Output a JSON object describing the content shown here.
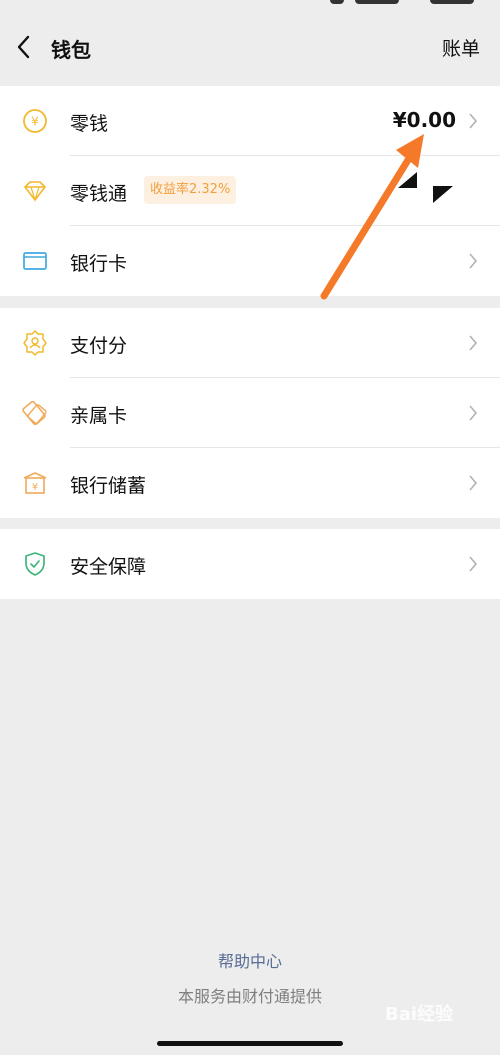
{
  "nav": {
    "title": "钱包",
    "right_action": "账单"
  },
  "groups": [
    {
      "items": [
        {
          "label": "零钱",
          "value": "¥0.00",
          "icon": "yuan-coin-icon"
        },
        {
          "label": "零钱通",
          "badge": "收益率2.32%",
          "icon": "diamond-icon"
        },
        {
          "label": "银行卡",
          "icon": "bank-card-icon"
        }
      ]
    },
    {
      "items": [
        {
          "label": "支付分",
          "icon": "badge-person-icon"
        },
        {
          "label": "亲属卡",
          "icon": "family-card-icon"
        },
        {
          "label": "银行储蓄",
          "icon": "bank-deposit-icon"
        }
      ]
    },
    {
      "items": [
        {
          "label": "安全保障",
          "icon": "shield-check-icon"
        }
      ]
    }
  ],
  "footer": {
    "help": "帮助中心",
    "provider": "本服务由财付通提供"
  },
  "watermark": "Bai经验",
  "colors": {
    "accent_yellow": "#f2b82b",
    "card_blue": "#3fa9e0",
    "shield_green": "#3fb67a",
    "link_blue": "#576b95",
    "arrow_orange": "#f47a2a"
  }
}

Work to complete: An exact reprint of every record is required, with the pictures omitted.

Result for this task:
Output a JSON object describing the content shown here.
{
  "nav": {
    "title": "钱包",
    "right_action": "账单"
  },
  "groups": [
    {
      "items": [
        {
          "label": "零钱",
          "value": "¥0.00",
          "icon": "yuan-coin-icon"
        },
        {
          "label": "零钱通",
          "badge": "收益率2.32%",
          "icon": "diamond-icon"
        },
        {
          "label": "银行卡",
          "icon": "bank-card-icon"
        }
      ]
    },
    {
      "items": [
        {
          "label": "支付分",
          "icon": "badge-person-icon"
        },
        {
          "label": "亲属卡",
          "icon": "family-card-icon"
        },
        {
          "label": "银行储蓄",
          "icon": "bank-deposit-icon"
        }
      ]
    },
    {
      "items": [
        {
          "label": "安全保障",
          "icon": "shield-check-icon"
        }
      ]
    }
  ],
  "footer": {
    "help": "帮助中心",
    "provider": "本服务由财付通提供"
  },
  "watermark": "Bai经验",
  "colors": {
    "accent_yellow": "#f2b82b",
    "card_blue": "#3fa9e0",
    "shield_green": "#3fb67a",
    "link_blue": "#576b95",
    "arrow_orange": "#f47a2a"
  }
}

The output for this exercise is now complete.